Among the 2.5-story-tall sub’s tools are a sediment sampler, a robotic claw, a “slurp gun” for sucking up small sea creatures for study at the surface, and temperature, salinity, and pressure gauges. Although Cameron had originally planned to collect samples with the sub’s hydraulic arm, the leak made that impossible. Despite the setbacks, Cameron and the DEEPSEA CHALLENGER made history by making the deepest solo dive ever! Cameron, well-known for his films Titanic and Avatar is also an ocean explorer. He dived to the wreckage of the Titanic 33 times.
Photograph by Mark Thiessen, National Geographic
Did you know that scientists know more about the surface of Mars than about the deepest points of the Earth?
James Cameron, filmmaker and National Geographic Explorer and his DEEPSEA CHALLENGE team are embarking on a voyage to advance the world’s understanding of our ocean’s
vast range of biological and geological phenomena. The historic
expedition to the Mariana Trench’s lowest point, Challenger Deep, which
lies 6.83 miles (10.99 kilometers) below the ocean surface.That is deeper than Mt. Everest is tall. This journey is the first
extensive scientific exploration in a manned submersible of the deepest
spot on Earth. James Cameron will pilot the DEEPSEA CHALLENGER vessel, which is
outfitted for scientific exploration and analysis. He will
conduct tests, collect samples, and document the experience in the
high-resolution 3-D for which he’s known globally.
Photograph courtesy Brook Rushton, DEEPSEA CHALLENGE
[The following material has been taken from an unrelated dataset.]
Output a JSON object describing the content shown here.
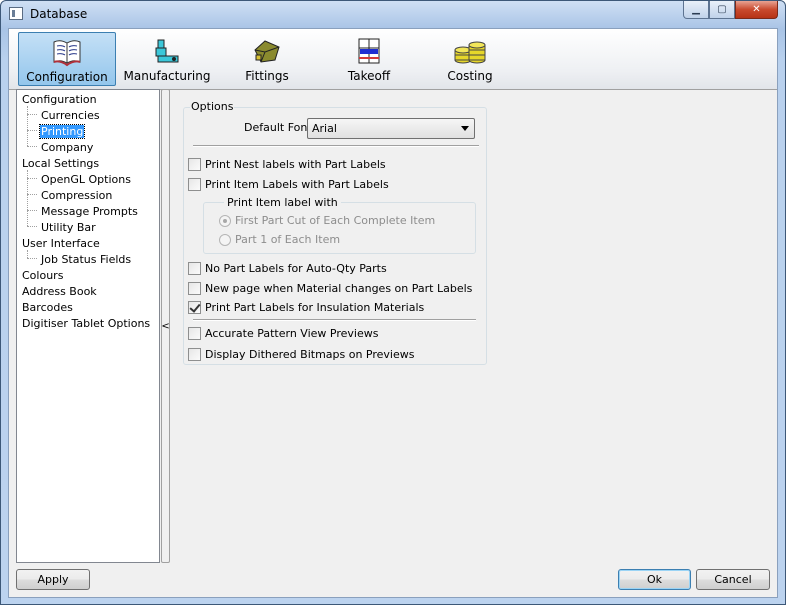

Two new Explorers-in-Residence were named at National Geographic’s 2011 Explorer’s Symposium: Dr. Enric Sala and James Cameron. Enric Sala is a marine ecologist who studies ocean environments. He was formerly a National Geographic Fellow. James Cameron is a filmmaker who is passionate about exploring.